Provided material Block Start

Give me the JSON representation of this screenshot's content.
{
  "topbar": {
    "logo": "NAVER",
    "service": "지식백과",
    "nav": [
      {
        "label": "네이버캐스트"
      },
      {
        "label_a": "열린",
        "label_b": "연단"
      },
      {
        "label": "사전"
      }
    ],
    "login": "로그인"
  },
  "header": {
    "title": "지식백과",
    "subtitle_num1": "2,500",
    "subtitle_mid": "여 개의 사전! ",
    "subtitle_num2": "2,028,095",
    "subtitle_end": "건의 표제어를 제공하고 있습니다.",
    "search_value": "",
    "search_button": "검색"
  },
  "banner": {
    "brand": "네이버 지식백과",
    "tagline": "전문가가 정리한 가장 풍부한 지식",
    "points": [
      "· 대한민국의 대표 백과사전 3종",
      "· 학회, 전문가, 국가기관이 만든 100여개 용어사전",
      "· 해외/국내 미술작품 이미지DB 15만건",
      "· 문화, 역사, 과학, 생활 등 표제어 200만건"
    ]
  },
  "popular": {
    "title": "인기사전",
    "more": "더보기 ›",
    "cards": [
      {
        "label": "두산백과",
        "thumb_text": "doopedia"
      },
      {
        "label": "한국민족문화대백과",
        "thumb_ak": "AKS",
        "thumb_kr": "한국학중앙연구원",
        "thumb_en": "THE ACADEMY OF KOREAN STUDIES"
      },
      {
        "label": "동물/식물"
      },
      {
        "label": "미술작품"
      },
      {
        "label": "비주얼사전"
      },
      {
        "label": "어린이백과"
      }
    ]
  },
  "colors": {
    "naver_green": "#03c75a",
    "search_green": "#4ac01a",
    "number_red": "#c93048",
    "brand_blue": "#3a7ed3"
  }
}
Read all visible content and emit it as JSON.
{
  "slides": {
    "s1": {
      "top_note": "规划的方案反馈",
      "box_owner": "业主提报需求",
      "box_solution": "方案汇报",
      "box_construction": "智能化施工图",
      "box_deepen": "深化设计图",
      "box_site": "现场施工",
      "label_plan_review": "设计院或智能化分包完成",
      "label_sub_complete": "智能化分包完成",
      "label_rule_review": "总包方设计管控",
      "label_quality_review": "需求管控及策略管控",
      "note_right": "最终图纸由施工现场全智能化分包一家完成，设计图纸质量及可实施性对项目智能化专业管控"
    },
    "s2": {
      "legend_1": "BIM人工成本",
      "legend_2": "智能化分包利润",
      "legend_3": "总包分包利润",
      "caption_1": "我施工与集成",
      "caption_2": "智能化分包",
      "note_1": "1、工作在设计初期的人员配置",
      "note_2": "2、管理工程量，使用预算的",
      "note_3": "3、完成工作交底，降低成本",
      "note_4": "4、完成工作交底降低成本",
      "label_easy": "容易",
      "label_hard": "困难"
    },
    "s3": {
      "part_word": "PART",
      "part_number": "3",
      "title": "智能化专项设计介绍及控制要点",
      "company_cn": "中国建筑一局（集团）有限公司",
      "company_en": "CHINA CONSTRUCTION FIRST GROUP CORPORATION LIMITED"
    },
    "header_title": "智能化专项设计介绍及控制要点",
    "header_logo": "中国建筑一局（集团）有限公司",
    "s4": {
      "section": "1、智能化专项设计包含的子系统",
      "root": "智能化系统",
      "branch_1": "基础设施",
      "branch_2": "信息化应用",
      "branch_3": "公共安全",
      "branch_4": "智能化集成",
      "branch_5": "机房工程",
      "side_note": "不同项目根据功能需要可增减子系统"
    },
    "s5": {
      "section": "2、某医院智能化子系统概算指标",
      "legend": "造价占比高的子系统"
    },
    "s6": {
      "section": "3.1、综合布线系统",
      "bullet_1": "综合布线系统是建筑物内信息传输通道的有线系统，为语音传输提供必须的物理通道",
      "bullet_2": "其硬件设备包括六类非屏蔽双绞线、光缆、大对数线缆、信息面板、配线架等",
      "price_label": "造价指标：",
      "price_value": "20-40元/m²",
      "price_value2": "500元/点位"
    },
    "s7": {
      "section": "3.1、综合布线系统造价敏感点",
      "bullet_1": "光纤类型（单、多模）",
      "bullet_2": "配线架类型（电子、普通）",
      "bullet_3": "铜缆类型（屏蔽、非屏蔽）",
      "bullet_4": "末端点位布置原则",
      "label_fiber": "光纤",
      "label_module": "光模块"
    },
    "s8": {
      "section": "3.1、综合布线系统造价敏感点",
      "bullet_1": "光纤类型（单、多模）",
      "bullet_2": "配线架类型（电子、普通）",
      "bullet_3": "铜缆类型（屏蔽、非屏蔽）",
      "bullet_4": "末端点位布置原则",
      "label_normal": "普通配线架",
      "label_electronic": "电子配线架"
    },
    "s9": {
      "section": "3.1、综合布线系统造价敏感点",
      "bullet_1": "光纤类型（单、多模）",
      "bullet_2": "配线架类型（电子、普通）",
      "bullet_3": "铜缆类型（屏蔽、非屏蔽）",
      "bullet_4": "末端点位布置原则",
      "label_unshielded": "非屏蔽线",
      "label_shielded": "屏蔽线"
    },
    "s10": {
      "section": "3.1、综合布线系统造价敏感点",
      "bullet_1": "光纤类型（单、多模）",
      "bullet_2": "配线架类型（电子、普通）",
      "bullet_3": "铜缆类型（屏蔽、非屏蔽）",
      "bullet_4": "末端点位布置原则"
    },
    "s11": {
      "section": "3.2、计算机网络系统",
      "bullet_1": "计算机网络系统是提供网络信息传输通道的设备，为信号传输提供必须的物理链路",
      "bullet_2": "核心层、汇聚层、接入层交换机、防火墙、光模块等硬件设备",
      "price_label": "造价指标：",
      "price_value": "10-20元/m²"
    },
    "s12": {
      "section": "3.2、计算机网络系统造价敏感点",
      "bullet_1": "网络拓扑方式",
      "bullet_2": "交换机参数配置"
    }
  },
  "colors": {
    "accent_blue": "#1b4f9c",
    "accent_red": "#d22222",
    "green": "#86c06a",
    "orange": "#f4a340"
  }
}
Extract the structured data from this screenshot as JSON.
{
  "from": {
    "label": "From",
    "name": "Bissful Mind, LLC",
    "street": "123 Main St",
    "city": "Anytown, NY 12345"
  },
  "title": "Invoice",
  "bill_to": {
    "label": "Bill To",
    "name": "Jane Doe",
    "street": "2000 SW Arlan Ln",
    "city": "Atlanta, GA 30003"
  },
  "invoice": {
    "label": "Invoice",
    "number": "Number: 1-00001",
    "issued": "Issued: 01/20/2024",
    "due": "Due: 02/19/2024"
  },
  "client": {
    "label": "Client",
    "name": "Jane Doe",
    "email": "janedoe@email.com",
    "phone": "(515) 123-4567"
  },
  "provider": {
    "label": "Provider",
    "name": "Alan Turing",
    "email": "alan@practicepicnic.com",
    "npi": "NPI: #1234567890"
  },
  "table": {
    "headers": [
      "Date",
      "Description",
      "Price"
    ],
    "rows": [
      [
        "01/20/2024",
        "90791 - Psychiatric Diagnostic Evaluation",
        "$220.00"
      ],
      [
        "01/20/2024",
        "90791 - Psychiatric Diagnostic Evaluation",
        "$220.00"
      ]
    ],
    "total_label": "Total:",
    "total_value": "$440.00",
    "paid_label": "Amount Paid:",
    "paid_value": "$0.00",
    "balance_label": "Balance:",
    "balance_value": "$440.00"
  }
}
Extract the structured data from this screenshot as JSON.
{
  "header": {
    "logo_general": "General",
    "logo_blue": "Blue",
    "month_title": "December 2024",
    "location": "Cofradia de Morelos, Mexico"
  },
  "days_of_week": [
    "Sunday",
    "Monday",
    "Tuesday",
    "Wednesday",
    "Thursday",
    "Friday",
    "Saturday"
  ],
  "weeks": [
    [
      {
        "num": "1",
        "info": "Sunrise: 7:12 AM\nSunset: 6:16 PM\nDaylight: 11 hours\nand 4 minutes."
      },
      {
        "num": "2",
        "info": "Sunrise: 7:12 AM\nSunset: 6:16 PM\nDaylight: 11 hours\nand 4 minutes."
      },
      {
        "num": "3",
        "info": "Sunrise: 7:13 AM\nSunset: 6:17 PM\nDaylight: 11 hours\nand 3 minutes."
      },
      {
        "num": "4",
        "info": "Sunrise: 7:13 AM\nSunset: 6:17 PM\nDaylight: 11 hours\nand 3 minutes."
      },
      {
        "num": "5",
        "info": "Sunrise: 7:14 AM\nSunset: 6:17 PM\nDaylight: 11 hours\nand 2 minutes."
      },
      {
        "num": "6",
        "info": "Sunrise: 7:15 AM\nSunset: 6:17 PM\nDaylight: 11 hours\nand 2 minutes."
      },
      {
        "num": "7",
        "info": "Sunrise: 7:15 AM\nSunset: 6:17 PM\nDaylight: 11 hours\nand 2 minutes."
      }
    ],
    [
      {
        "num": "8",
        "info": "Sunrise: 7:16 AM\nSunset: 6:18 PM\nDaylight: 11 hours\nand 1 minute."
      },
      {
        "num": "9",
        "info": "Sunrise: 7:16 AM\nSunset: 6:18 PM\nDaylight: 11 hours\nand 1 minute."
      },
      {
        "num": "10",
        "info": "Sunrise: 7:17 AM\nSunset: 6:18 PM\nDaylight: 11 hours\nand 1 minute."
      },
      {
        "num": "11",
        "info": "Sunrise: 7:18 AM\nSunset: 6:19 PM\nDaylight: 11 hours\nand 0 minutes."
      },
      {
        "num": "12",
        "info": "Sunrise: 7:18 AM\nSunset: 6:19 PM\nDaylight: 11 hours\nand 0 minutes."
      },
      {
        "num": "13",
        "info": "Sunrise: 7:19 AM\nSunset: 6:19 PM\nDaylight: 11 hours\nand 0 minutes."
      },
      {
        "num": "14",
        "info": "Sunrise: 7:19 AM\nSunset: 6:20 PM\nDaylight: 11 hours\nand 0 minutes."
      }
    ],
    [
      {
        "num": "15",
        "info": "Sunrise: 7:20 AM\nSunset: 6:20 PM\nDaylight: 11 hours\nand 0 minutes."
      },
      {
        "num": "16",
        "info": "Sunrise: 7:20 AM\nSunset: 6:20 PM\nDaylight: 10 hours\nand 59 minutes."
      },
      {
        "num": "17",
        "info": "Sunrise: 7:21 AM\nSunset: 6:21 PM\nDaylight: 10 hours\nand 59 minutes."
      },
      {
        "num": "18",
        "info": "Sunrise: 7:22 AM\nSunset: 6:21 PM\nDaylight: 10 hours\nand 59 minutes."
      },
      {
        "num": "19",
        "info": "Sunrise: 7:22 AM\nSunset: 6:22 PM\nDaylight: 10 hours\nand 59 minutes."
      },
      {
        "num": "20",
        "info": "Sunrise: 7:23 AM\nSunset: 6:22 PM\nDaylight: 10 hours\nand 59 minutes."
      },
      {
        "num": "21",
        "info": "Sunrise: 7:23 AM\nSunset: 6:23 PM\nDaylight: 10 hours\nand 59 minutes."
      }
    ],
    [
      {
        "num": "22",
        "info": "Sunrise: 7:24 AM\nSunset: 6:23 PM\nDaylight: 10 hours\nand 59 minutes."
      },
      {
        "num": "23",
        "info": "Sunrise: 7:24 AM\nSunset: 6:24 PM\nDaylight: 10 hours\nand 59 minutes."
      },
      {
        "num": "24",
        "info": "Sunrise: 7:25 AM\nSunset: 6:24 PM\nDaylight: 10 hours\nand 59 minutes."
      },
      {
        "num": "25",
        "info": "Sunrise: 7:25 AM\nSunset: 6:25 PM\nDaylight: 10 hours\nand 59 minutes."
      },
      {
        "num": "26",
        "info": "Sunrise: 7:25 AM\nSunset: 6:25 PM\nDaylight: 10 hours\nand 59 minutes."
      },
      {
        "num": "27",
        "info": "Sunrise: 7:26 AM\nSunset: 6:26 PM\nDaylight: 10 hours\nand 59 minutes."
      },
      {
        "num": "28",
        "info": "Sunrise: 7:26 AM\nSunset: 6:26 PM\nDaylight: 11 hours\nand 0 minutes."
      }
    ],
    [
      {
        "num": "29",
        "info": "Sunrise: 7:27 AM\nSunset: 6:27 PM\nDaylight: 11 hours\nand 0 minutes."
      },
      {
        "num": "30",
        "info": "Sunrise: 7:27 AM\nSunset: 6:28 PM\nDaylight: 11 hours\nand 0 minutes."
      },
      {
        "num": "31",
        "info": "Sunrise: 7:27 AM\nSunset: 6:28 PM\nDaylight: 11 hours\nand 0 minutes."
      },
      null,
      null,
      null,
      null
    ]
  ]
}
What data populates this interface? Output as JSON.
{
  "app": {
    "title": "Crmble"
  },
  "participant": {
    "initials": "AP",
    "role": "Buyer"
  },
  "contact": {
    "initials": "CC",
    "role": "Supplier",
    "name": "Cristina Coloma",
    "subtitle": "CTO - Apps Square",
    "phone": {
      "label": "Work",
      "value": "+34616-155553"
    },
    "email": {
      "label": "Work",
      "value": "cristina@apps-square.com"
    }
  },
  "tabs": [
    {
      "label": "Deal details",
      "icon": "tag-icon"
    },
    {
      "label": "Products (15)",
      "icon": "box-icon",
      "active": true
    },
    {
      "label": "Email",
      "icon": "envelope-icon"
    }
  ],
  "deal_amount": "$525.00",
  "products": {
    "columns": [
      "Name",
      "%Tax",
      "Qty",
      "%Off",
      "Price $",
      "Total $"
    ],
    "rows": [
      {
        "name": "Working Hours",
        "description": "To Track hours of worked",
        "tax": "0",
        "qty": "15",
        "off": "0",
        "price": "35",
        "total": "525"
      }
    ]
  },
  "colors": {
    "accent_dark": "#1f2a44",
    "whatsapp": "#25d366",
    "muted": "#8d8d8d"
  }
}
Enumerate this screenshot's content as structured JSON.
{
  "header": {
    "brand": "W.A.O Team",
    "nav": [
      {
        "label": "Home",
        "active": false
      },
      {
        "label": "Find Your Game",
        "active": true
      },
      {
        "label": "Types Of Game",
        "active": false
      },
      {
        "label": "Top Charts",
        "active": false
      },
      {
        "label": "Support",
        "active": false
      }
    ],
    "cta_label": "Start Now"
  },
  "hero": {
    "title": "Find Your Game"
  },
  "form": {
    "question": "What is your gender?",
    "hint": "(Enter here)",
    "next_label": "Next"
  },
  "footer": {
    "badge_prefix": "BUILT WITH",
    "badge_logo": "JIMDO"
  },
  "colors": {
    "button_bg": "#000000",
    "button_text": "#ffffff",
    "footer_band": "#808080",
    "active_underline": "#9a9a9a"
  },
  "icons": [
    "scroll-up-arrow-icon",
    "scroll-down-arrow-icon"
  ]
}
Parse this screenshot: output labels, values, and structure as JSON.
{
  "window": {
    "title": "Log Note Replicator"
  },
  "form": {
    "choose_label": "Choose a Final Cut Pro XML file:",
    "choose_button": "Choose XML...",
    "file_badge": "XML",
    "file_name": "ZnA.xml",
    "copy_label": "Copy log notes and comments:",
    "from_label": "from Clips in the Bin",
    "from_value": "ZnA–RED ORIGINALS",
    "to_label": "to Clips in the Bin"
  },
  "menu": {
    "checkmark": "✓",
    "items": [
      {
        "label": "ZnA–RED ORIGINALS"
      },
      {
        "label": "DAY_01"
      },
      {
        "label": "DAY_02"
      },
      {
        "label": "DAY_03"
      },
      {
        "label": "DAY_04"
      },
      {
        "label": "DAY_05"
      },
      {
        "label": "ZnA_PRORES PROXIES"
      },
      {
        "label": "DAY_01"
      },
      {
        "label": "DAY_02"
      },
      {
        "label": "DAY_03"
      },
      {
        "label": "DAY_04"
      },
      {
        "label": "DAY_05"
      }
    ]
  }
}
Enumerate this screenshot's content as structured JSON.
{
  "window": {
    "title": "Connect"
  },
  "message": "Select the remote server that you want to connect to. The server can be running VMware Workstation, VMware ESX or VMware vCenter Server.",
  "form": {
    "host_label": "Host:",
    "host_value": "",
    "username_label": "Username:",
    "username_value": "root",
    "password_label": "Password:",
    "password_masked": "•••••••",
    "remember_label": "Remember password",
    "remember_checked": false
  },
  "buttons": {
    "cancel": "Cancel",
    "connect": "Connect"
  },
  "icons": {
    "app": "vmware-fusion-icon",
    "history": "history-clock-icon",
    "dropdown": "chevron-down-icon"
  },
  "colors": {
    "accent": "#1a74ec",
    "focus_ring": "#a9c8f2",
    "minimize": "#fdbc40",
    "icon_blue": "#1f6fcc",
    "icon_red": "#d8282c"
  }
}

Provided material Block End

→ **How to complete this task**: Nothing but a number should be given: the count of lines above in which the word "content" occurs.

→ **Written answer**: 4